So what happened was a huge short squeeze in equities, with both large- and small-caps, as the stocks that had the highest short positions more than doubled the rest of the pack. The S&P 500 showed that the 200-day moving average proved to be resilient support yet again. But let’s face it – the April 30 peak of 2,945 seems light years away now and the index is actually right where it was all the way back on Jan. 17, 2018. This marks the 19th time that the S&P 500 has crossed above and below the 2,800 mark since first hitting that milestone 16 months ago. All that “long-only” equity investors have been left with for nearly a year and half is the dividend, heightened volatility and recurring anxiety attacks.
Keep in mind that we are coming off the worst May for the S&P 500 since 2010, and that ultimately compelled former Fed chair Ben Bernanke into rolling out QE2 (and then even more incursions and five more years of free money). This was, in fact, the second worst May since 1962! And we know, with all due deference to the technical rally in recent sessions, that June is one of the weakest months seasonally for the stock market. But we are coming off oversold levels, and it is not every day that we see the news telling us that ETFs saw assets slide US$20-billion last month. In fact, that is unprecedented. So as the shorts cover, average investors are appropriately de-risking. And it’s not as if bonds and gold haven’t been a good refuge of late.
With that in mind, I found it interesting this past week to see Bank of America chief executive Brian Moynihan issue a warning on the “carnage” that will ensue if the economy slumps (though he doesn’t expect the Fed to ease … come again?). To wit: “It’ll be ugly for those companies if the economy slows down and they can’t carry the debt and then restructure it, and then the usual carnage goes on … we should worry about that.”
Indeed, according to Moody’s, covenant protections for loan investors are about the weakest on record. That means borrowers can now easily move more collateral out of the reach of lenders, which means bigger losses in a downturn.
The key here is that it is the inevitable recession that impairs the cash flows needed to carry the excess debt, which ends up taking an economic recession into a financial recession with negative feedback loops right back into the economy. Remember, it was the recession that impaled the dot-com sector in 2001, not the other way around. The last recession started in December, 2007, and yet Bear Stearns went under three months later, and it was in September of 2008 that we had the likes of Merrill Lynch (sigh), Lehman and AIG go down for the count. I can go back to 1990-91, too – it was the recession that caused the commercial real estate crisis, which the Resolution Trust Corp. had to clean up, and the Fed had to slice the funds rate 700 basis points that cycle.
Keep in mind that all of these situations followed an asset bubble caused by excessive Fed easing cycles that shifted to a tightening phase. And typically the yield curve flattens or inverts, the economics community dreams up ways for why it’s no longer important, and the recession ensues with time lags that are long and variable.

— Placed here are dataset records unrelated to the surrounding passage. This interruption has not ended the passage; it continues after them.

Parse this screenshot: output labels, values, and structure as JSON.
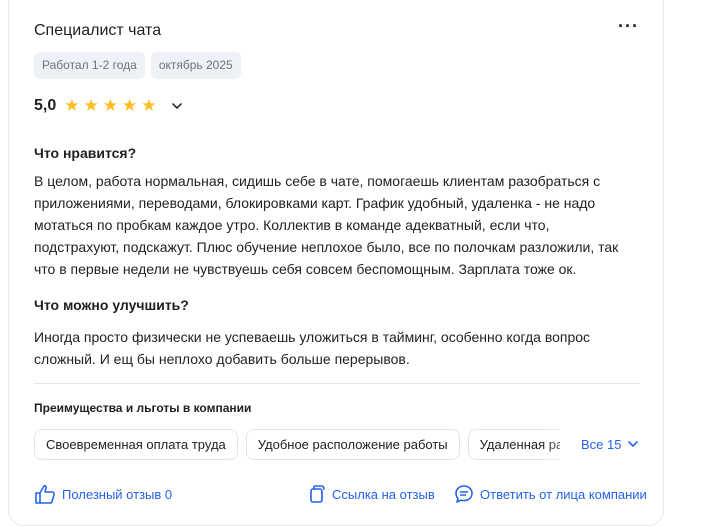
{
  "review": {
    "title": "Специалист чата",
    "more_label": "···",
    "tags": [
      "Работал 1-2 года",
      "октябрь 2025"
    ],
    "rating": "5,0",
    "stars": 5,
    "likes_heading": "Что нравится?",
    "likes_text": "В целом, работа нормальная, сидишь себе в чате, помогаешь клиентам разобраться с приложениями, переводами, блокировками карт. График удобный, удаленка - не надо мотаться по пробкам каждое утро. Коллектив в команде адекватный, если что, подстрахуют, подскажут. Плюс обучение неплохое было, все по полочкам разложили, так что в первые недели не чувствуешь себя совсем беспомощным. Зарплата тоже ок.",
    "improve_heading": "Что можно улучшить?",
    "improve_text": "Иногда просто физически не успеваешь уложиться в тайминг, особенно когда вопрос сложный. И ещ бы неплохо добавить больше перерывов.",
    "benefits_heading": "Преимущества и льготы в компании",
    "benefits": [
      "Своевременная оплата труда",
      "Удобное расположение работы",
      "Удаленная работа"
    ],
    "all_label": "Все 15"
  },
  "footer": {
    "helpful": "Полезный отзыв 0",
    "link": "Ссылка на отзыв",
    "reply": "Ответить от лица компании"
  },
  "colors": {
    "accent": "#2563eb",
    "star": "#fbbf24",
    "tag_bg": "#eef1f5"
  }
}
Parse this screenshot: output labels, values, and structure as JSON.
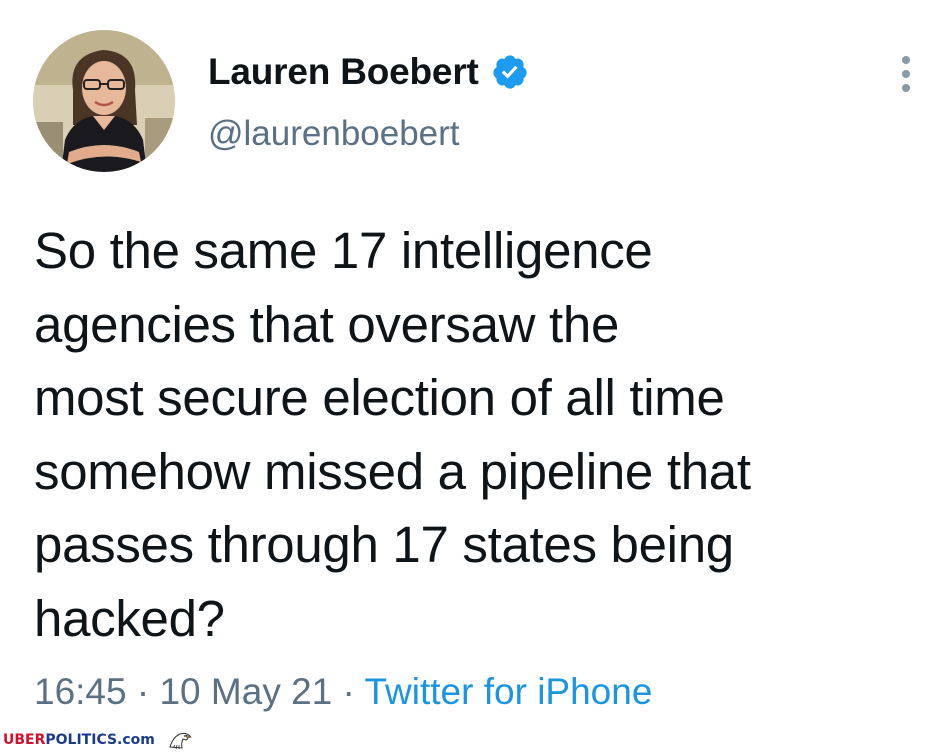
{
  "user": {
    "display_name": "Lauren Boebert",
    "handle": "@laurenboebert",
    "verified": true,
    "avatar": "profile-photo"
  },
  "tweet": {
    "lines": [
      "So the same 17 intelligence",
      "agencies that oversaw the",
      "most secure election of all time",
      "somehow missed a pipeline that",
      "passes through 17 states being",
      "hacked?"
    ],
    "time": "16:45",
    "separator": "·",
    "date": "10 May 21",
    "source": "Twitter for iPhone"
  },
  "icons": {
    "verified": "verified-badge-icon",
    "more": "more-options-icon"
  },
  "watermark": {
    "part1": "UBER",
    "part2": "POLITICS.com",
    "logo": "eagle-logo"
  },
  "colors": {
    "verified_blue": "#1d9bf0",
    "link_blue": "#1b95e0",
    "secondary_text": "#5b7083",
    "primary_text": "#0f1419",
    "watermark_red": "#d0102a",
    "watermark_blue": "#1b3a8c"
  }
}
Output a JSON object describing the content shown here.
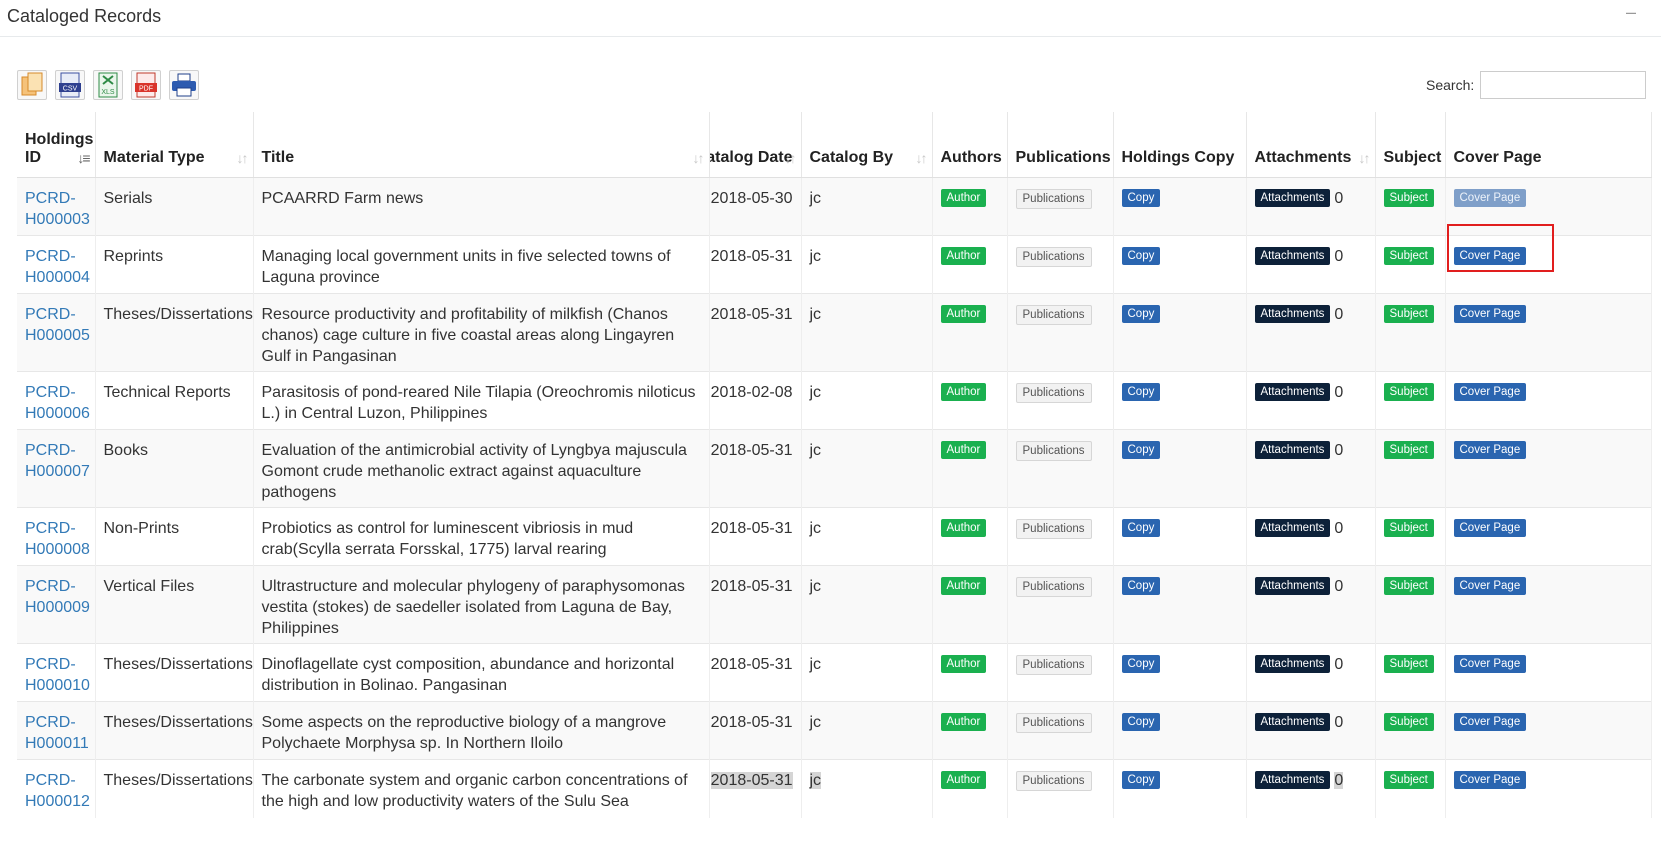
{
  "panel": {
    "title": "Cataloged Records",
    "collapse_icon": "minus-icon"
  },
  "toolbar": {
    "buttons": [
      {
        "name": "copy-button",
        "icon": "copy-icon"
      },
      {
        "name": "csv-button",
        "icon": "csv-icon",
        "label": "CSV"
      },
      {
        "name": "excel-button",
        "icon": "xls-icon",
        "label": "XLS"
      },
      {
        "name": "pdf-button",
        "icon": "pdf-icon",
        "label": "PDF"
      },
      {
        "name": "print-button",
        "icon": "printer-icon"
      }
    ]
  },
  "search": {
    "label": "Search:",
    "value": ""
  },
  "table": {
    "headers": {
      "holdings_id": "Holdings ID",
      "material_type": "Material Type",
      "title": "Title",
      "catalog_date": "Catalog Date",
      "catalog_by": "Catalog By",
      "authors": "Authors",
      "publications": "Publications",
      "holdings_copy": "Holdings Copy",
      "attachments": "Attachments",
      "subject": "Subject",
      "cover_page": "Cover Page"
    },
    "button_labels": {
      "author": "Author",
      "publications": "Publications",
      "copy": "Copy",
      "attachments": "Attachments",
      "subject": "Subject",
      "cover_page": "Cover Page"
    },
    "rows": [
      {
        "id": "PCRD-H000003",
        "type": "Serials",
        "title": "PCAARRD Farm news",
        "date": "2018-05-30",
        "by": "jc",
        "attachments": "0"
      },
      {
        "id": "PCRD-H000004",
        "type": "Reprints",
        "title": "Managing local government units in five selected towns of Laguna province",
        "date": "2018-05-31",
        "by": "jc",
        "attachments": "0"
      },
      {
        "id": "PCRD-H000005",
        "type": "Theses/Dissertations",
        "title": "Resource productivity and profitability of milkfish (Chanos chanos) cage culture in five coastal areas along Lingayren Gulf in Pangasinan",
        "date": "2018-05-31",
        "by": "jc",
        "attachments": "0"
      },
      {
        "id": "PCRD-H000006",
        "type": "Technical Reports",
        "title": "Parasitosis of pond-reared Nile Tilapia (Oreochromis niloticus L.) in Central Luzon, Philippines",
        "date": "2018-02-08",
        "by": "jc",
        "attachments": "0"
      },
      {
        "id": "PCRD-H000007",
        "type": "Books",
        "title": "Evaluation of the antimicrobial activity of Lyngbya majuscula Gomont crude methanolic extract against aquaculture pathogens",
        "date": "2018-05-31",
        "by": "jc",
        "attachments": "0"
      },
      {
        "id": "PCRD-H000008",
        "type": "Non-Prints",
        "title": "Probiotics as control for luminescent vibriosis in mud crab(Scylla serrata Forsskal, 1775) larval rearing",
        "date": "2018-05-31",
        "by": "jc",
        "attachments": "0"
      },
      {
        "id": "PCRD-H000009",
        "type": "Vertical Files",
        "title": "Ultrastructure and molecular phylogeny of paraphysomonas vestita (stokes) de saedeller isolated from Laguna de Bay, Philippines",
        "date": "2018-05-31",
        "by": "jc",
        "attachments": "0"
      },
      {
        "id": "PCRD-H000010",
        "type": "Theses/Dissertations",
        "title": "Dinoflagellate cyst composition, abundance and horizontal distribution in Bolinao. Pangasinan",
        "date": "2018-05-31",
        "by": "jc",
        "attachments": "0"
      },
      {
        "id": "PCRD-H000011",
        "type": "Theses/Dissertations",
        "title": "Some aspects on the reproductive biology of a mangrove Polychaete Morphysa sp. In Northern Iloilo",
        "date": "2018-05-31",
        "by": "jc",
        "attachments": "0"
      },
      {
        "id": "PCRD-H000012",
        "type": "Theses/Dissertations",
        "title": "The carbonate system and organic carbon concentrations of the high and low productivity waters of the Sulu Sea",
        "date": "2018-05-31",
        "by": "jc",
        "attachments": "0"
      }
    ]
  },
  "colors": {
    "author": "#1ab04f",
    "copy": "#2a65b0",
    "attachments": "#0d2139",
    "cover_page": "#2a65b0",
    "link": "#337ab7",
    "annotation": "#e11e1e"
  }
}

Hold onto your hat.
David Rosenberg is chief economist with Gluskin Sheff + Associates Inc. and author of the daily economic newsletter Breakfast with Dave.